Upon arrival, two of my techs were unable to help this client get the kitten out of the dash, and one hour later, the client gave up. She said she would leave the windows open and let her come out when she is ready, perhaps try to lure her out with a can of food. This was last week, and I still have not seen the kitten or the client.

Terrible patient, delusional owner

A Sharpei came into my office for seeming to have been bitten by "something" in the back yard and was "freaking out" every time the area was touched by the owner. On the disposition line of the check-in form the owner had written, "very sweet." Despite the owner's assertion, in typical Sharpei fashion, the dog was extremely stressed and apprehensive when approached, snapping, and literally climbing the owner to get away from us. After we managed to get a muzzle on the dog, things did not get any better.

During the exam, the dog remained curled in a tense little ball and could not have been more stiff if it had been a corpse in rigormortis. I had to pry the legs apart, expending a considerable amount of force just to get a look at what turned out to be little more than a scratch on the skin. From the dog's reaction, however, one would have thought there was a compound fracture, as it screamed, clawed my assistant, and urinated all over itself (and us).

All the while, the owner kept saying "you are such a good boy!"

Too many health problems for one little dog

Three years ago, a wonderful owner of a young, cheerful little Bichon Frise came into my office for a chief complaint of a bad cough. I treated what was ultimately kennel cough successfully, but this was only a tiny blemish in what would be a future of a number of diseases that this dog would ultimately have to contend with.

Since then this dog has been treated for severe skin allergies, pancreatitis, diabetes, ACL tear in the knee, inflammatory bowel disease, asthma, ear infections, and is currently dealing with severe cataracts and chronically infected anal glands.

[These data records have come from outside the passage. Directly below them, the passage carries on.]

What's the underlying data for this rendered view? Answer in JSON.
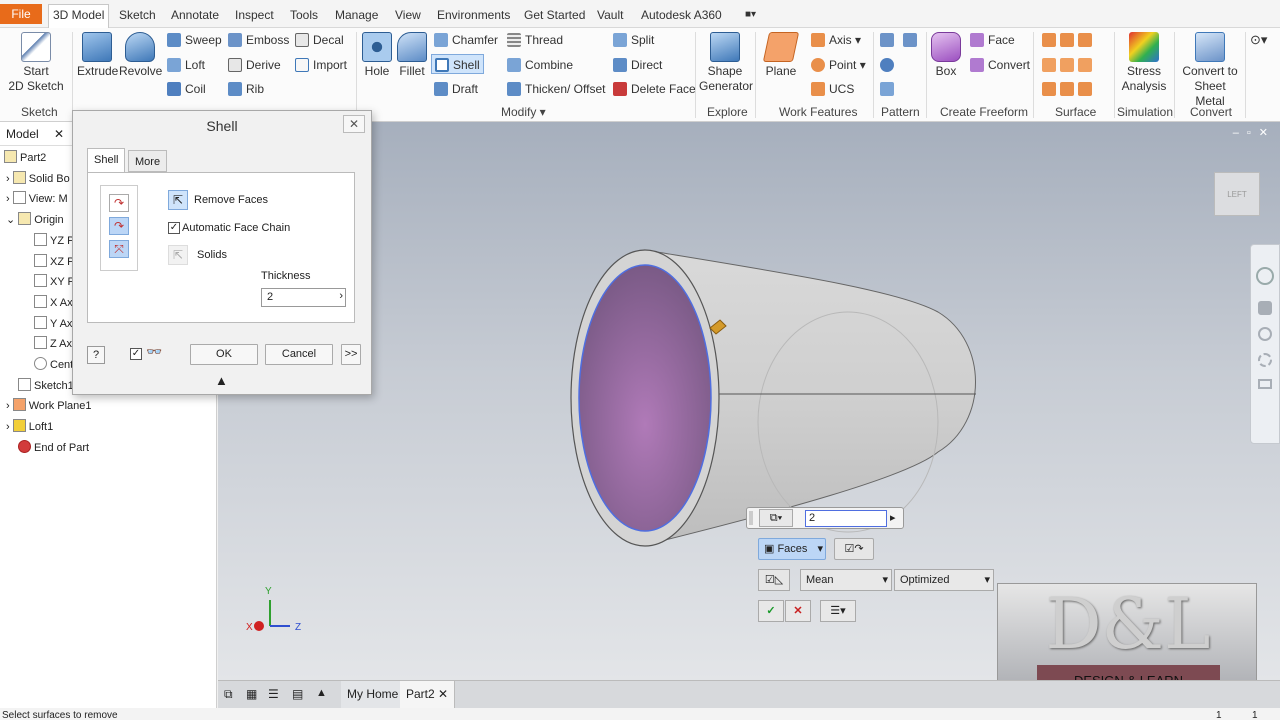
{
  "menu": {
    "tabs": [
      "File",
      "3D Model",
      "Sketch",
      "Annotate",
      "Inspect",
      "Tools",
      "Manage",
      "View",
      "Environments",
      "Get Started",
      "Vault",
      "Autodesk A360"
    ]
  },
  "ribbon": {
    "sketch": {
      "start_line1": "Start",
      "start_line2": "2D Sketch",
      "group": "Sketch"
    },
    "create": {
      "extrude": "Extrude",
      "revolve": "Revolve",
      "sweep": "Sweep",
      "loft": "Loft",
      "coil": "Coil",
      "emboss": "Emboss",
      "derive": "Derive",
      "rib": "Rib",
      "decal": "Decal",
      "import": "Import"
    },
    "modify": {
      "hole": "Hole",
      "fillet": "Fillet",
      "chamfer": "Chamfer",
      "shell": "Shell",
      "draft": "Draft",
      "thread": "Thread",
      "combine": "Combine",
      "thicken": "Thicken/ Offset",
      "split": "Split",
      "direct": "Direct",
      "delete_face": "Delete Face",
      "group": "Modify"
    },
    "explore": {
      "shape_line1": "Shape",
      "shape_line2": "Generator",
      "group": "Explore"
    },
    "work": {
      "plane": "Plane",
      "axis": "Axis",
      "point": "Point",
      "ucs": "UCS",
      "group": "Work Features"
    },
    "pattern": {
      "group": "Pattern"
    },
    "freeform": {
      "box": "Box",
      "face": "Face",
      "convert": "Convert",
      "group": "Create Freeform"
    },
    "surface": {
      "group": "Surface"
    },
    "simulation": {
      "line1": "Stress",
      "line2": "Analysis",
      "group": "Simulation"
    },
    "convert": {
      "line1": "Convert to",
      "line2": "Sheet Metal",
      "group": "Convert"
    }
  },
  "browser": {
    "tab": "Model",
    "nodes": [
      "Part2",
      "Solid Bo",
      "View: M",
      "Origin",
      "YZ P",
      "XZ P",
      "XY P",
      "X Ax",
      "Y Ax",
      "Z Ax",
      "Cent",
      "Sketch1",
      "Work Plane1",
      "Loft1",
      "End of Part"
    ]
  },
  "dialog": {
    "title": "Shell",
    "tab_shell": "Shell",
    "tab_more": "More",
    "remove_faces": "Remove Faces",
    "auto_chain": "Automatic Face Chain",
    "solids": "Solids",
    "thickness_label": "Thickness",
    "thickness_value": "2",
    "ok": "OK",
    "cancel": "Cancel",
    "expand": ">>"
  },
  "minitoolbar": {
    "value": "2",
    "faces": "Faces",
    "mean": "Mean",
    "optimized": "Optimized"
  },
  "doctabs": {
    "home": "My Home",
    "part": "Part2"
  },
  "watermark": {
    "logo": "D&L",
    "tagline": "DESIGN & LEARN"
  },
  "viewcube": {
    "label": "LEFT"
  },
  "triad": {
    "x": "X",
    "y": "Y",
    "z": "Z"
  },
  "status": {
    "prompt": "Select surfaces to remove",
    "n1": "1",
    "n2": "1"
  }
}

Fortunately for him, his Mom is fiercely dedicated his care, sparing no expense and painstakingly keeping up with all of his treatments. Fortunately for us, despite all he has been through and continues to go through, he remains sweet and amiable, and his owner is an absolute pleasure to work with, considered by the doctors and staff alike to be both client and good friend. Thanks to her, he remains alive with good quality of life and happy as a clam despite his constant health problems.